• Exercise directions:
Copy every entry exactly.

○ ○ ○ ○

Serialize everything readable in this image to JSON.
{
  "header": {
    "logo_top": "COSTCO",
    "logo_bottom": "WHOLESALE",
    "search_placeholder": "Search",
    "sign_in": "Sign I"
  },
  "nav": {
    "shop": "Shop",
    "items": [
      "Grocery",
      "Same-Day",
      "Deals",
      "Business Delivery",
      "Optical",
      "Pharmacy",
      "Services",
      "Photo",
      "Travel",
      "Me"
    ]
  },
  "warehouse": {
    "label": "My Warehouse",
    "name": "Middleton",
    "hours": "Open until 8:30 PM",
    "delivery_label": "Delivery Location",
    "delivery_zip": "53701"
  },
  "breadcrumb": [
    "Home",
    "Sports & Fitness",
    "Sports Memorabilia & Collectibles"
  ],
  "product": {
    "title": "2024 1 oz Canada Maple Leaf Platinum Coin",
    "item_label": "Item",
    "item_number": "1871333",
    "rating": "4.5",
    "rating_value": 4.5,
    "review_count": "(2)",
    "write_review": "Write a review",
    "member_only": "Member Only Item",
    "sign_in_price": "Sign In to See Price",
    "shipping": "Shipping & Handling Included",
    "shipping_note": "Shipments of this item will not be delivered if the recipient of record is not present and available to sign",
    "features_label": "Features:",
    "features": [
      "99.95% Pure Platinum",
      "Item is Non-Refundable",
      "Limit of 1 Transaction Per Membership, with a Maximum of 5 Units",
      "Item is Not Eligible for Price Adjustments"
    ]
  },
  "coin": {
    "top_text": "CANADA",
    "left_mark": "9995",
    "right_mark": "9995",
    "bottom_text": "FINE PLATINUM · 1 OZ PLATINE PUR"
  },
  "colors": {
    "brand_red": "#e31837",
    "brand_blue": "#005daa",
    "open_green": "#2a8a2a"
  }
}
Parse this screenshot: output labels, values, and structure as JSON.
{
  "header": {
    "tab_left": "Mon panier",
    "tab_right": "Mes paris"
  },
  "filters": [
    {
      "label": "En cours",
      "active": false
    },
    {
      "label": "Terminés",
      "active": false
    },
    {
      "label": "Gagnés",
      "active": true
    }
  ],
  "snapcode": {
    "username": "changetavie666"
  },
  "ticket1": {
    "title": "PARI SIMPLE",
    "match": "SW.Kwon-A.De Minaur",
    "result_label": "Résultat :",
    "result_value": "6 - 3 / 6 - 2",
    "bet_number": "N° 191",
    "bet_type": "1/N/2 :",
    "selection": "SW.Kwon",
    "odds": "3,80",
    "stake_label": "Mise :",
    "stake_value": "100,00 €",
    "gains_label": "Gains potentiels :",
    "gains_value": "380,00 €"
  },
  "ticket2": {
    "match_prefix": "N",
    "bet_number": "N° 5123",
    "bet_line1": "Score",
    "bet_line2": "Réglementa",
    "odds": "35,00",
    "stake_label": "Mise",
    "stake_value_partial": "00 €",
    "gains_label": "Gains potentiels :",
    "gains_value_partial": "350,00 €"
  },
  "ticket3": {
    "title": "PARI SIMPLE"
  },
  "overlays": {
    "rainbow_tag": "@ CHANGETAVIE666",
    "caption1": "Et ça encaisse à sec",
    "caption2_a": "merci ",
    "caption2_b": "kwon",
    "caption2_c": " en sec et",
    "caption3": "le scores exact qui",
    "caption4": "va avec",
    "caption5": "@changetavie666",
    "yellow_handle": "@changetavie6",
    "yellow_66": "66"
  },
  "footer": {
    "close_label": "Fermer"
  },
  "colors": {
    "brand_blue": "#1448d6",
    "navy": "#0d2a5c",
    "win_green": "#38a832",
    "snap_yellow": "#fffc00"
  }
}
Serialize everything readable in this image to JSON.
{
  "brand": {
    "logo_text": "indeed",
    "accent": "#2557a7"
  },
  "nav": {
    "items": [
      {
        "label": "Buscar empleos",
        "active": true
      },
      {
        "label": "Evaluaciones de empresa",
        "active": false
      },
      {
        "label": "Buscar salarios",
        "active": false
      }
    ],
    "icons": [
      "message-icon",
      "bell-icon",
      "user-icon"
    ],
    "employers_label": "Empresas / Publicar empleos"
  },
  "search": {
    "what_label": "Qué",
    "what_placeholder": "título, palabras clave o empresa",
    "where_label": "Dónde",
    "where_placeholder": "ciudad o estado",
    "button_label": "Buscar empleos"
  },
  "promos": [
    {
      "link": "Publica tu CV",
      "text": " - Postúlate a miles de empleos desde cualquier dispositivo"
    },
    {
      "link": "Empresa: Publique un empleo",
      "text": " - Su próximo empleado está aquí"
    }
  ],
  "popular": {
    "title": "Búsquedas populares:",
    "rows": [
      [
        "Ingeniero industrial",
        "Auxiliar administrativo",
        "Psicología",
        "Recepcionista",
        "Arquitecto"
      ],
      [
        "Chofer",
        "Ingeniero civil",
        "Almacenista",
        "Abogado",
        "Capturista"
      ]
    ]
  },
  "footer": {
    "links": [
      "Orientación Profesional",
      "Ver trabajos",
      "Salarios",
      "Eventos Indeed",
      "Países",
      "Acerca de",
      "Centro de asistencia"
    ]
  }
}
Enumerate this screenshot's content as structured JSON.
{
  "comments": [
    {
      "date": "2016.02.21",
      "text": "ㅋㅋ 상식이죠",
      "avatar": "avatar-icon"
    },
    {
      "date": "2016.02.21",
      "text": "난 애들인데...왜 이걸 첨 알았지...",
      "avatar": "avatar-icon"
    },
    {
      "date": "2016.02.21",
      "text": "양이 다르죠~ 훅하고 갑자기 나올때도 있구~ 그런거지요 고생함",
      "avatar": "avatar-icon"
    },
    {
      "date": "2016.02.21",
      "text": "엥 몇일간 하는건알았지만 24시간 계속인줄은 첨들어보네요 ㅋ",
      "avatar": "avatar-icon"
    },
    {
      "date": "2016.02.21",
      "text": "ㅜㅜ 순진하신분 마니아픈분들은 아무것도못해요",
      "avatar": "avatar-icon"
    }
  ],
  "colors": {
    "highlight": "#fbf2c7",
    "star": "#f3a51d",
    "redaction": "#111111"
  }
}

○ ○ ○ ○

• Exercise result:
Serialize everything readable in this image to JSON.
{
  "header": {
    "logo_top": "COSTCO",
    "logo_bottom": "WHOLESALE",
    "search_placeholder": "Search",
    "sign_in": "Sign I"
  },
  "nav": {
    "shop": "Shop",
    "items": [
      "Grocery",
      "Same-Day",
      "Deals",
      "Business Delivery",
      "Optical",
      "Pharmacy",
      "Services",
      "Photo",
      "Travel",
      "Me"
    ]
  },
  "warehouse": {
    "label": "My Warehouse",
    "name": "Middleton",
    "hours": "Open until 8:30 PM",
    "delivery_label": "Delivery Location",
    "delivery_zip": "53701"
  },
  "breadcrumb": [
    "Home",
    "Sports & Fitness",
    "Sports Memorabilia & Collectibles"
  ],
  "product": {
    "title": "2024 1 oz Canada Maple Leaf Platinum Coin",
    "item_label": "Item",
    "item_number": "1871333",
    "rating": "4.5",
    "rating_value": 4.5,
    "review_count": "(2)",
    "write_review": "Write a review",
    "member_only": "Member Only Item",
    "sign_in_price": "Sign In to See Price",
    "shipping": "Shipping & Handling Included",
    "shipping_note": "Shipments of this item will not be delivered if the recipient of record is not present and available to sign",
    "features_label": "Features:",
    "features": [
      "99.95% Pure Platinum",
      "Item is Non-Refundable",
      "Limit of 1 Transaction Per Membership, with a Maximum of 5 Units",
      "Item is Not Eligible for Price Adjustments"
    ]
  },
  "coin": {
    "top_text": "CANADA",
    "left_mark": "9995",
    "right_mark": "9995",
    "bottom_text": "FINE PLATINUM · 1 OZ PLATINE PUR"
  },
  "colors": {
    "brand_red": "#e31837",
    "brand_blue": "#005daa",
    "open_green": "#2a8a2a"
  }
}
Parse this screenshot: output labels, values, and structure as JSON.
{
  "header": {
    "tab_left": "Mon panier",
    "tab_right": "Mes paris"
  },
  "filters": [
    {
      "label": "En cours",
      "active": false
    },
    {
      "label": "Terminés",
      "active": false
    },
    {
      "label": "Gagnés",
      "active": true
    }
  ],
  "snapcode": {
    "username": "changetavie666"
  },
  "ticket1": {
    "title": "PARI SIMPLE",
    "match": "SW.Kwon-A.De Minaur",
    "result_label": "Résultat :",
    "result_value": "6 - 3 / 6 - 2",
    "bet_number": "N° 191",
    "bet_type": "1/N/2 :",
    "selection": "SW.Kwon",
    "odds": "3,80",
    "stake_label": "Mise :",
    "stake_value": "100,00 €",
    "gains_label": "Gains potentiels :",
    "gains_value": "380,00 €"
  },
  "ticket2": {
    "match_prefix": "N",
    "bet_number": "N° 5123",
    "bet_line1": "Score",
    "bet_line2": "Réglementa",
    "odds": "35,00",
    "stake_label": "Mise",
    "stake_value_partial": "00 €",
    "gains_label": "Gains potentiels :",
    "gains_value_partial": "350,00 €"
  },
  "ticket3": {
    "title": "PARI SIMPLE"
  },
  "overlays": {
    "rainbow_tag": "@ CHANGETAVIE666",
    "caption1": "Et ça encaisse à sec",
    "caption2_a": "merci ",
    "caption2_b": "kwon",
    "caption2_c": " en sec et",
    "caption3": "le scores exact qui",
    "caption4": "va avec",
    "caption5": "@changetavie666",
    "yellow_handle": "@changetavie6",
    "yellow_66": "66"
  },
  "footer": {
    "close_label": "Fermer"
  },
  "colors": {
    "brand_blue": "#1448d6",
    "navy": "#0d2a5c",
    "win_green": "#38a832",
    "snap_yellow": "#fffc00"
  }
}
Serialize everything readable in this image to JSON.
{
  "brand": {
    "logo_text": "indeed",
    "accent": "#2557a7"
  },
  "nav": {
    "items": [
      {
        "label": "Buscar empleos",
        "active": true
      },
      {
        "label": "Evaluaciones de empresa",
        "active": false
      },
      {
        "label": "Buscar salarios",
        "active": false
      }
    ],
    "icons": [
      "message-icon",
      "bell-icon",
      "user-icon"
    ],
    "employers_label": "Empresas / Publicar empleos"
  },
  "search": {
    "what_label": "Qué",
    "what_placeholder": "título, palabras clave o empresa",
    "where_label": "Dónde",
    "where_placeholder": "ciudad o estado",
    "button_label": "Buscar empleos"
  },
  "promos": [
    {
      "link": "Publica tu CV",
      "text": " - Postúlate a miles de empleos desde cualquier dispositivo"
    },
    {
      "link": "Empresa: Publique un empleo",
      "text": " - Su próximo empleado está aquí"
    }
  ],
  "popular": {
    "title": "Búsquedas populares:",
    "rows": [
      [
        "Ingeniero industrial",
        "Auxiliar administrativo",
        "Psicología",
        "Recepcionista",
        "Arquitecto"
      ],
      [
        "Chofer",
        "Ingeniero civil",
        "Almacenista",
        "Abogado",
        "Capturista"
      ]
    ]
  },
  "footer": {
    "links": [
      "Orientación Profesional",
      "Ver trabajos",
      "Salarios",
      "Eventos Indeed",
      "Países",
      "Acerca de",
      "Centro de asistencia"
    ]
  }
}
Enumerate this screenshot's content as structured JSON.
{
  "comments": [
    {
      "date": "2016.02.21",
      "text": "ㅋㅋ 상식이죠",
      "avatar": "avatar-icon"
    },
    {
      "date": "2016.02.21",
      "text": "난 애들인데...왜 이걸 첨 알았지...",
      "avatar": "avatar-icon"
    },
    {
      "date": "2016.02.21",
      "text": "양이 다르죠~ 훅하고 갑자기 나올때도 있구~ 그런거지요 고생함",
      "avatar": "avatar-icon"
    },
    {
      "date": "2016.02.21",
      "text": "엥 몇일간 하는건알았지만 24시간 계속인줄은 첨들어보네요 ㅋ",
      "avatar": "avatar-icon"
    },
    {
      "date": "2016.02.21",
      "text": "ㅜㅜ 순진하신분 마니아픈분들은 아무것도못해요",
      "avatar": "avatar-icon"
    }
  ],
  "colors": {
    "highlight": "#fbf2c7",
    "star": "#f3a51d",
    "redaction": "#111111"
  }
}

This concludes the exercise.